▶ **Available records**

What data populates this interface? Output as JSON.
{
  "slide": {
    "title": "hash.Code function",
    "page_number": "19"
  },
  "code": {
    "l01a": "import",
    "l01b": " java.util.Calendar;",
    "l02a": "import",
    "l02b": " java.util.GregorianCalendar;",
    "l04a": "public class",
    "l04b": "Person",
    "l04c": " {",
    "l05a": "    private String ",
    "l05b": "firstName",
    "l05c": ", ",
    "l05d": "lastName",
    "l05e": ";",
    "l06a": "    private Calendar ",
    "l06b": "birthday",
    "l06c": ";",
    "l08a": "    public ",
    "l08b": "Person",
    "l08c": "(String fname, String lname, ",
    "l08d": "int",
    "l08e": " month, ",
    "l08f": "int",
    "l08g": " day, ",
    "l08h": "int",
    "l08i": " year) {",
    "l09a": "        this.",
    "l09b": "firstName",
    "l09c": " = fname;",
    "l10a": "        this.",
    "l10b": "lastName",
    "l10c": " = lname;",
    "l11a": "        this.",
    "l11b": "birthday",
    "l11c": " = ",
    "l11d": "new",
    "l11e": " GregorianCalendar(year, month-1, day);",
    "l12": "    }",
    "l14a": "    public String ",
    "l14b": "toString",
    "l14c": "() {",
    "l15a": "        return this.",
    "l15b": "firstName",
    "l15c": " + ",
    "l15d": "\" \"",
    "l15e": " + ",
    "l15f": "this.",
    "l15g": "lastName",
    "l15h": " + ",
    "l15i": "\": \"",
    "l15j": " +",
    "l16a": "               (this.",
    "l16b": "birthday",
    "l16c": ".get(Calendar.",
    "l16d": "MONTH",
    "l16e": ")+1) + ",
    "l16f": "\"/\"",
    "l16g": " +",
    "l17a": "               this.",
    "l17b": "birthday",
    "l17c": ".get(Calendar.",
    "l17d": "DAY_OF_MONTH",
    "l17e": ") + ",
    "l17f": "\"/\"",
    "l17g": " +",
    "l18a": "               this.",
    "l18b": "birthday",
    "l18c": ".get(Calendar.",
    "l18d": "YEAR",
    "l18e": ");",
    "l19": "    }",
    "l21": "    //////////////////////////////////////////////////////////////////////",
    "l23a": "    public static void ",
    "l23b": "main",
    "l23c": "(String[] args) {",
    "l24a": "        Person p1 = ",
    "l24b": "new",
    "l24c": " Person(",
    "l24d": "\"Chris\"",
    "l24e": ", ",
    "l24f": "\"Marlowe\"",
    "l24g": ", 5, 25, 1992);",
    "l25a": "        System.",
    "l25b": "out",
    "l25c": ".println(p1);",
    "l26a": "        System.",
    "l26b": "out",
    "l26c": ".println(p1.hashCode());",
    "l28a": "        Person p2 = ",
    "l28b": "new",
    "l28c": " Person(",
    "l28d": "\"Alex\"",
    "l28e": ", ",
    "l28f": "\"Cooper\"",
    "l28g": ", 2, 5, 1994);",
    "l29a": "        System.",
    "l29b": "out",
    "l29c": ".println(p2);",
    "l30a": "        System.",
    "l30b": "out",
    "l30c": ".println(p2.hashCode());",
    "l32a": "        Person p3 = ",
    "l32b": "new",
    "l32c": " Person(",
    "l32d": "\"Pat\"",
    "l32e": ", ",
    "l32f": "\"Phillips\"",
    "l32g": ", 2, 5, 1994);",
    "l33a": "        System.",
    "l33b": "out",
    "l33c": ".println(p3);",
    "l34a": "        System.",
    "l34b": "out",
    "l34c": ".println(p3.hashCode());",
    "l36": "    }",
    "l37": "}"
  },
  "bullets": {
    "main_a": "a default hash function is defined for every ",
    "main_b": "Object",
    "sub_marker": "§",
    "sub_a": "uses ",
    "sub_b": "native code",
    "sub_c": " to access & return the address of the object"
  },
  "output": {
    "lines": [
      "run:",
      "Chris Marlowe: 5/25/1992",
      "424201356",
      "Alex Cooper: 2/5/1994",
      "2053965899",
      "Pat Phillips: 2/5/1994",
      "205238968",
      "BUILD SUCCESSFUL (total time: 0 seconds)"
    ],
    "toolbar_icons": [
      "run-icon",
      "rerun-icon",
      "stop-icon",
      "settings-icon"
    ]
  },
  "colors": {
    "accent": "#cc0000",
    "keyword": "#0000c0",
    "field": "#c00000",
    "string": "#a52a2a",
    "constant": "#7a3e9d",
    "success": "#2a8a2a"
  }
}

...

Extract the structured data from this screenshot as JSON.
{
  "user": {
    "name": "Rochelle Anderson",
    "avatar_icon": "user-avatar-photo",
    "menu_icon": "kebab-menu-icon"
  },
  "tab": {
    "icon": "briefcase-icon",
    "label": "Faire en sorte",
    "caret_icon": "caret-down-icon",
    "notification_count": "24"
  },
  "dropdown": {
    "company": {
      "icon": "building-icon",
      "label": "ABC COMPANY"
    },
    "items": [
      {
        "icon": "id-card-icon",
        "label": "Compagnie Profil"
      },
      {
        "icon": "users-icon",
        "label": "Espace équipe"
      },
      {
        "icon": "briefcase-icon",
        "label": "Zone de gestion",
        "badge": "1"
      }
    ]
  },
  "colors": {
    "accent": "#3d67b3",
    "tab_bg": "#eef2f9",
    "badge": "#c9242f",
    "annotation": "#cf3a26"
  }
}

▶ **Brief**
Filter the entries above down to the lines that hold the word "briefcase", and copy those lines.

▶ **Response to the task**
    "icon": "briefcase-icon",
        "icon": "briefcase-icon",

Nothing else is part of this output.